▸ **EXERCISE OBJECTIVE**
Wherever a line of the records contains "google", copy that line.

▸ **RECORDS**
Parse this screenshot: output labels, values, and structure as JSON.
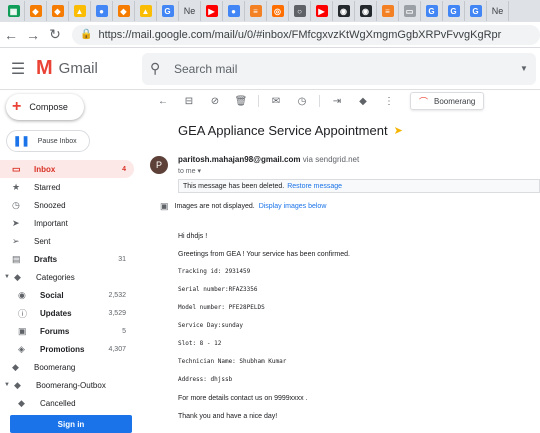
{
  "browser": {
    "tabs": [
      {
        "name": "tab-sheets",
        "glyph": "▦",
        "color": "#0f9d58"
      },
      {
        "name": "tab-orange-1",
        "glyph": "◆",
        "color": "#f57c00"
      },
      {
        "name": "tab-orange-2",
        "glyph": "◆",
        "color": "#f57c00"
      },
      {
        "name": "tab-drive",
        "glyph": "▲",
        "color": "#fbbc04"
      },
      {
        "name": "tab-multi-1",
        "glyph": "●",
        "color": "#4285f4"
      },
      {
        "name": "tab-orange-3",
        "glyph": "◆",
        "color": "#f57c00"
      },
      {
        "name": "tab-drive-2",
        "glyph": "▲",
        "color": "#fbbc04"
      },
      {
        "name": "tab-google-1",
        "glyph": "G",
        "color": "#4285f4"
      },
      {
        "name": "tab-ne-1",
        "glyph": "Ne",
        "color": "#5f6368",
        "is_text": true
      },
      {
        "name": "tab-youtube-1",
        "glyph": "▶",
        "color": "#ff0000"
      },
      {
        "name": "tab-multi-2",
        "glyph": "●",
        "color": "#4285f4"
      },
      {
        "name": "tab-stack",
        "glyph": "≡",
        "color": "#f48024"
      },
      {
        "name": "tab-odd",
        "glyph": "◎",
        "color": "#ff6f00"
      },
      {
        "name": "tab-circle",
        "glyph": "○",
        "color": "#5f6368"
      },
      {
        "name": "tab-youtube-2",
        "glyph": "▶",
        "color": "#ff0000"
      },
      {
        "name": "tab-github-1",
        "glyph": "◉",
        "color": "#24292e"
      },
      {
        "name": "tab-github-2",
        "glyph": "◉",
        "color": "#24292e"
      },
      {
        "name": "tab-stack-2",
        "glyph": "≡",
        "color": "#f48024"
      },
      {
        "name": "tab-gray",
        "glyph": "▭",
        "color": "#9aa0a6"
      },
      {
        "name": "tab-google-2",
        "glyph": "G",
        "color": "#4285f4"
      },
      {
        "name": "tab-google-3",
        "glyph": "G",
        "color": "#4285f4"
      },
      {
        "name": "tab-google-4",
        "glyph": "G",
        "color": "#4285f4"
      },
      {
        "name": "tab-ne-2",
        "glyph": "Ne",
        "color": "#5f6368",
        "is_text": true
      }
    ],
    "url": "https://mail.google.com/mail/u/0/#inbox/FMfcgxvzKtWgXmgmGgbXRPvFvvgKgRpr"
  },
  "gmail": {
    "app_name": "Gmail",
    "search_placeholder": "Search mail"
  },
  "sidebar": {
    "compose_label": "Compose",
    "pause_label": "Pause Inbox",
    "items": [
      {
        "name": "sidebar-item-inbox",
        "icon": "inbox-icon",
        "glyph": "▭",
        "label": "Inbox",
        "count": "4",
        "active": true
      },
      {
        "name": "sidebar-item-starred",
        "icon": "star-icon",
        "glyph": "★",
        "label": "Starred",
        "count": ""
      },
      {
        "name": "sidebar-item-snoozed",
        "icon": "clock-icon",
        "glyph": "◷",
        "label": "Snoozed",
        "count": ""
      },
      {
        "name": "sidebar-item-important",
        "icon": "important-icon",
        "glyph": "➤",
        "label": "Important",
        "count": ""
      },
      {
        "name": "sidebar-item-sent",
        "icon": "send-icon",
        "glyph": "➢",
        "label": "Sent",
        "count": ""
      },
      {
        "name": "sidebar-item-drafts",
        "icon": "draft-icon",
        "glyph": "▤",
        "label": "Drafts",
        "count": "31",
        "bold": true
      },
      {
        "name": "sidebar-item-categories",
        "icon": "label-icon",
        "glyph": "◆",
        "label": "Categories",
        "count": "",
        "caret": true
      },
      {
        "name": "sidebar-item-social",
        "icon": "people-icon",
        "glyph": "◉",
        "label": "Social",
        "count": "2,532",
        "bold": true,
        "sub": true
      },
      {
        "name": "sidebar-item-updates",
        "icon": "info-icon",
        "glyph": "ⓘ",
        "label": "Updates",
        "count": "3,529",
        "bold": true,
        "sub": true
      },
      {
        "name": "sidebar-item-forums",
        "icon": "forum-icon",
        "glyph": "▣",
        "label": "Forums",
        "count": "5",
        "bold": true,
        "sub": true
      },
      {
        "name": "sidebar-item-promotions",
        "icon": "tag-icon",
        "glyph": "◈",
        "label": "Promotions",
        "count": "4,307",
        "bold": true,
        "sub": true
      },
      {
        "name": "sidebar-item-boomerang",
        "icon": "label-icon",
        "glyph": "◆",
        "label": "Boomerang",
        "count": ""
      },
      {
        "name": "sidebar-item-boomerang-outbox",
        "icon": "label-icon",
        "glyph": "◆",
        "label": "Boomerang-Outbox",
        "count": "",
        "caret": true
      },
      {
        "name": "sidebar-item-cancelled",
        "icon": "label-icon",
        "glyph": "◆",
        "label": "Cancelled",
        "count": "",
        "sub": true
      }
    ],
    "signin_label": "Sign in"
  },
  "toolbar": {
    "boomerang_label": "Boomerang"
  },
  "message": {
    "subject": "GEA Appliance Service Appointment",
    "avatar_initial": "P",
    "sender_email": "paritosh.mahajan98@gmail.com",
    "via_text": "via sendgrid.net",
    "to_text": "to me ▾",
    "deleted_notice": "This message has been deleted.",
    "restore_link": "Restore message",
    "images_notice": "Images are not displayed.",
    "images_link": "Display images below",
    "body_lines": [
      {
        "text": "Hi dhdjs !",
        "mono": false
      },
      {
        "text": "Greetings from GEA ! Your service has been confirmed.",
        "mono": false
      },
      {
        "text": "Tracking id: 2931459",
        "mono": true
      },
      {
        "text": "Serial number:RFAZ3356",
        "mono": true
      },
      {
        "text": "Model number: PFE28PELDS",
        "mono": true
      },
      {
        "text": "Service Day:sunday",
        "mono": true
      },
      {
        "text": "Slot: 8 - 12",
        "mono": true
      },
      {
        "text": "Technician Name: Shubham Kumar",
        "mono": true
      },
      {
        "text": "Address: dhjssb",
        "mono": true
      },
      {
        "text": "For more details contact us on 9999xxxx .",
        "mono": false
      },
      {
        "text": "Thank you and have a nice day!",
        "mono": false
      }
    ]
  }
}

▸ **ANSWER SECTION**
        "name": "tab-google-1",
        "name": "tab-google-2",
        "name": "tab-google-3",
        "name": "tab-google-4",
    "url": "https://mail.google.com/mail/u/0/#inbox/FMfcgxvzKtWgXmgmGgbXRPvFvvgKgRpr"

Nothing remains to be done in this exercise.